Interface dataset entries:
====

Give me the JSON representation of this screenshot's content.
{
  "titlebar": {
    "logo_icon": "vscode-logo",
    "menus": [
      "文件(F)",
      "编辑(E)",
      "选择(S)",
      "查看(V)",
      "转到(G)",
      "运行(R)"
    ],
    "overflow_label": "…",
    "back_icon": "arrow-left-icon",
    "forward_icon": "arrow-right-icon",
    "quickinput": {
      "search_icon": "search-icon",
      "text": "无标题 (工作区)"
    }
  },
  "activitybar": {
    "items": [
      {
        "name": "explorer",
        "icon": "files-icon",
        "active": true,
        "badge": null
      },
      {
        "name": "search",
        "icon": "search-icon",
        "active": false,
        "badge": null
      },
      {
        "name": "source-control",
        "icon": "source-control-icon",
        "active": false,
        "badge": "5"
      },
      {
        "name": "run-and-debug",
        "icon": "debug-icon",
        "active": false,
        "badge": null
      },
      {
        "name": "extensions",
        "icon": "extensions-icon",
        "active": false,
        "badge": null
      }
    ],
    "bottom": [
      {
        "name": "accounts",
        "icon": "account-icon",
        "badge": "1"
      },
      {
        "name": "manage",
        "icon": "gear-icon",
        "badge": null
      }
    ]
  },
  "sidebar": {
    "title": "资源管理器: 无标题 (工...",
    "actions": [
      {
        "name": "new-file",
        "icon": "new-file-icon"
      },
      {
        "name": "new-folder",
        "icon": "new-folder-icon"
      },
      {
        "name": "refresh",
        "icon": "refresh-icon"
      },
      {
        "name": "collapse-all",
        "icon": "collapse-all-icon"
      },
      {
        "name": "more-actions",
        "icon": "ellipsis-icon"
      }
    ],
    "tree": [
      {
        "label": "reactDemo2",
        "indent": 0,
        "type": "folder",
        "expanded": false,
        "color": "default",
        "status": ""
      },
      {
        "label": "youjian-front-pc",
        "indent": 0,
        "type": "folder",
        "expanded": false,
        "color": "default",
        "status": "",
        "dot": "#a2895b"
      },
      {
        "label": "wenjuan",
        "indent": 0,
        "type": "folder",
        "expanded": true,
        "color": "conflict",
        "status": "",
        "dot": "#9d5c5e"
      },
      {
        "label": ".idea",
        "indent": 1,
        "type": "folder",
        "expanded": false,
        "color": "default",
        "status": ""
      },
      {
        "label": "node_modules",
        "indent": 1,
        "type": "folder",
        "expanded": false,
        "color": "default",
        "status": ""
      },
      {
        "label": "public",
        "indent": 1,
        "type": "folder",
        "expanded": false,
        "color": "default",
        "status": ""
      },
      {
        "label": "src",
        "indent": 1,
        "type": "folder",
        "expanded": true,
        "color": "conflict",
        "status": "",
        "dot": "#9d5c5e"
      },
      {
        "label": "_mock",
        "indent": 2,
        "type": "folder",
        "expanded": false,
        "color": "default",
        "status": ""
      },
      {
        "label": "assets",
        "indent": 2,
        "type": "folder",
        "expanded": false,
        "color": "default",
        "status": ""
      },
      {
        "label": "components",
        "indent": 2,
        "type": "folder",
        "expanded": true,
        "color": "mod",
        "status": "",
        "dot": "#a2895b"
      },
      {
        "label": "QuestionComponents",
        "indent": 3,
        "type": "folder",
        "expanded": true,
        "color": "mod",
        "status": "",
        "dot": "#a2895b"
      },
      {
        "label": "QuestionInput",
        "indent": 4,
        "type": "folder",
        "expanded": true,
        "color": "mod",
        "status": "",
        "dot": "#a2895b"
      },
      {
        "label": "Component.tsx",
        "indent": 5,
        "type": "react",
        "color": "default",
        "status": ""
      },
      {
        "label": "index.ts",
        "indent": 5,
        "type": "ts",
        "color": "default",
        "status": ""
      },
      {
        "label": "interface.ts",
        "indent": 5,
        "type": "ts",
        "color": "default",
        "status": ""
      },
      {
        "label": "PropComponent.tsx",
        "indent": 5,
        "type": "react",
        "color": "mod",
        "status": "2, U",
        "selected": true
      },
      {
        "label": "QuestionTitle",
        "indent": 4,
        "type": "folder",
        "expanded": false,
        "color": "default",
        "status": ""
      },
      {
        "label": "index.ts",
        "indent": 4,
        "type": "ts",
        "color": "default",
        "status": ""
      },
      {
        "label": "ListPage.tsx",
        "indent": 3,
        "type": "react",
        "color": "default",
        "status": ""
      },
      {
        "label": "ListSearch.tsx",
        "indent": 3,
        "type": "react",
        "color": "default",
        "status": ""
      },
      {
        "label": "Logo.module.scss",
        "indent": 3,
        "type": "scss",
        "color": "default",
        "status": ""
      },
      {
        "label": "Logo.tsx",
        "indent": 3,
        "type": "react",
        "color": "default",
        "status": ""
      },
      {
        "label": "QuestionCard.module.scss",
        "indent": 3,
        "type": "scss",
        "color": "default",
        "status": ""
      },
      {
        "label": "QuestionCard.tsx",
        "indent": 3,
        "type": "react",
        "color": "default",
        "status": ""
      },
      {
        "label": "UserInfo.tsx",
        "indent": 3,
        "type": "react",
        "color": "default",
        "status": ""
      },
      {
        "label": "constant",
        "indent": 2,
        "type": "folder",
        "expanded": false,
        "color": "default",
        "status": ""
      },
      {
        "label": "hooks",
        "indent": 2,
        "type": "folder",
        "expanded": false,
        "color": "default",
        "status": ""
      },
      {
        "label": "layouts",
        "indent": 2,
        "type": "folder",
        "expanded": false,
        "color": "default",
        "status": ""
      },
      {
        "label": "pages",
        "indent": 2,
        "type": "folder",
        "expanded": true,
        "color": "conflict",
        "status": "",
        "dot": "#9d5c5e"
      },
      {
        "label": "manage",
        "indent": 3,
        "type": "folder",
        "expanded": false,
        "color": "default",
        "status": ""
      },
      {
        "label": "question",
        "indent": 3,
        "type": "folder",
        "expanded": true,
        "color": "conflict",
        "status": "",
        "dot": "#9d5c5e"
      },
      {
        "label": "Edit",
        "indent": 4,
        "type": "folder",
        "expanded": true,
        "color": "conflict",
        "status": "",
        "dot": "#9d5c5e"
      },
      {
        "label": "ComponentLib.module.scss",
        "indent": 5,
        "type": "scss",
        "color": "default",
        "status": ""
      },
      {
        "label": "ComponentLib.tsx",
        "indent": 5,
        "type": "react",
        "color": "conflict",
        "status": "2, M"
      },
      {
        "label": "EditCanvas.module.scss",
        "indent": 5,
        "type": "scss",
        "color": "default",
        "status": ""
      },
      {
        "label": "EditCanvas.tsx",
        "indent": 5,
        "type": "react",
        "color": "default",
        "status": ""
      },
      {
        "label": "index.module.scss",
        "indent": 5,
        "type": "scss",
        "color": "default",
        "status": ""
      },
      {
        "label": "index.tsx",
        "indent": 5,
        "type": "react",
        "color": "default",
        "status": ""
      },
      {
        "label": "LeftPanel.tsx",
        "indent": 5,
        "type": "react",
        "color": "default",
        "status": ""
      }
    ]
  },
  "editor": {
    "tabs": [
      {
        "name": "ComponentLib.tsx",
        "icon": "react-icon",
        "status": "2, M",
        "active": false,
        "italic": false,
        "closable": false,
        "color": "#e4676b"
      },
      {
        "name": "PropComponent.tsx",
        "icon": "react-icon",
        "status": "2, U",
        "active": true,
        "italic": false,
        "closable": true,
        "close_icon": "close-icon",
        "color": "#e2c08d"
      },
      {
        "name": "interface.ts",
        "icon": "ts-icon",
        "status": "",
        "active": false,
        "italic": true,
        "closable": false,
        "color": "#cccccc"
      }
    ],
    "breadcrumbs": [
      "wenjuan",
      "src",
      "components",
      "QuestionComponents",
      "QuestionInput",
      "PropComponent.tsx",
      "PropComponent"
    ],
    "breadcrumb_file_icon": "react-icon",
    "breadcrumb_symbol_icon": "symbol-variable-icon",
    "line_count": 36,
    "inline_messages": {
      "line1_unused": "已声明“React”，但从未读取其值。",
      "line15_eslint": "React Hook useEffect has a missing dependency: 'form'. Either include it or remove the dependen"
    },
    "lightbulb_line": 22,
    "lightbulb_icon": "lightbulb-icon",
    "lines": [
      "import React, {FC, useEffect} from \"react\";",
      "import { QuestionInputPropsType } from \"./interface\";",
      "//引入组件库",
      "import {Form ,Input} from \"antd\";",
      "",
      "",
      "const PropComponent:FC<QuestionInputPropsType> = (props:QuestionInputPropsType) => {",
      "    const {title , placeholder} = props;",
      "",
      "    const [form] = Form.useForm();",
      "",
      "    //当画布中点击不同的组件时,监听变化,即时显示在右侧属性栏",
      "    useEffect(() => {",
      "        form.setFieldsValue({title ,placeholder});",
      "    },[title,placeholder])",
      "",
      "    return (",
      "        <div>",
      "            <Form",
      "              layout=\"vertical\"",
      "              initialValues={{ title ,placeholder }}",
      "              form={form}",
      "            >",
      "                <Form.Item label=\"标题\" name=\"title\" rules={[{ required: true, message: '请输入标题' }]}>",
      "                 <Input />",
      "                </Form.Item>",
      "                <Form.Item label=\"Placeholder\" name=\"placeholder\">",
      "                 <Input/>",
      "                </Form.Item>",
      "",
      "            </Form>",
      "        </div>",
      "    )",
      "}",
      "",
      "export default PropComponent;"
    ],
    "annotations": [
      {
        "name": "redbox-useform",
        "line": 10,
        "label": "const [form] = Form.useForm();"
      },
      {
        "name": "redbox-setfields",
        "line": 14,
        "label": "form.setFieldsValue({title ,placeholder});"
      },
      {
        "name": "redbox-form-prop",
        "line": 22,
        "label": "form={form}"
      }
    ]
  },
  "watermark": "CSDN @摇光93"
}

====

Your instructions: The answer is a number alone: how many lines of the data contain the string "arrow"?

Response to the task: 2